European Central Bank President Mario Draghi is offering what seems to be a breathtakingly open-ended commitment to buying government bonds of troubled European nations. But there are strings attached.
To get aid from the bank, Spain—the nation currently in the market’s cross hairs—must keep its promise to erase its budget deficit. Trying to balance the budget right away is likely to worsen Spain’s already severe economic slump. In short, the benefit of ECB bond-buying will be at least partially offset by the harm from contractionary fiscal policy.
Bloomberg News reported today, quoting two unnamed central bank officials, that Draghi favors buying sovereign debt to push down interest rates and lower nations’ borrowing costs. He’s against setting a limit on how much the ECB might buy—presumably because that would give speculators a target to shoot at. Draghi’s plan goes against the wishes of Germany’s central bank, the Bundesbank, which says the bond-buying is tantamount to financing the nations’ budgets, which is against the ECB’s own charter. But the Bundesbank doesn’t have enough votes on the ECB governing council to prevent Draghi’s initiative.
Policy makers are deliberating the plan, and Draghi expects to announce their decision on Sept. 6.
In a perfect world, in which Spain’s word was trusted around the globe, the Spanish government would get permission to run big budget deficits now, while its economy is weak, in exchange for a promise to eliminate deficits in a few years when growth resumes. But Spain has blown its credibility by failing to live up to its commitments to date, says Duke University economist Juan Rubio-Ramirez, a Spaniard. So official and private lenders are demanding to see immediate action from Spain before they extend more credit.
“Is that going to put the economies in a bigger hole in the short term?

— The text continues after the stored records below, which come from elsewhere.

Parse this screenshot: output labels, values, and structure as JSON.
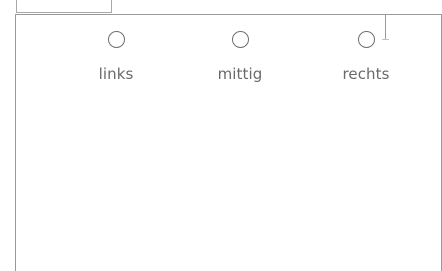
{
  "alignment_options": [
    {
      "id": "left",
      "label": "links",
      "selected": false
    },
    {
      "id": "center",
      "label": "mittig",
      "selected": false
    },
    {
      "id": "right",
      "label": "rechts",
      "selected": false
    }
  ],
  "colors": {
    "border": "#9a9a9a",
    "radio_border": "#6f6f6f",
    "label_text": "#6a6a6a",
    "background": "#ffffff"
  }
}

Yes. There’s no question about that,” says Rubio-Ramirez. “But first things first. Without solving fiscal problems, nobody’s going to buy that debt, so it’s impossible to grow.”
Spain should be able to stick to its budget commitments, although not without pain, says William Cline, a senior fellow at the Peterson Institute for International Economics. In July, euro-area finance ministers gave Spain an extra year, until 2014, to get its budget deficit below 3 percent of gross domestic product.
In Keynesian economics, a decline in government spending or increase in taxation sucks demand out of the economy, causing output to fall. Argues Cline: “They’ve got more to gain by reducing the risk spread [extra interest expenses] than they have to lose by normal Keynesian considerations. … The real kiss of death,” he says, is if private lenders conclude that official lenders are going to demand priority in repayment in exchange for new lending.
That would undermine the value of existing debt and cause borrowing costs to soar.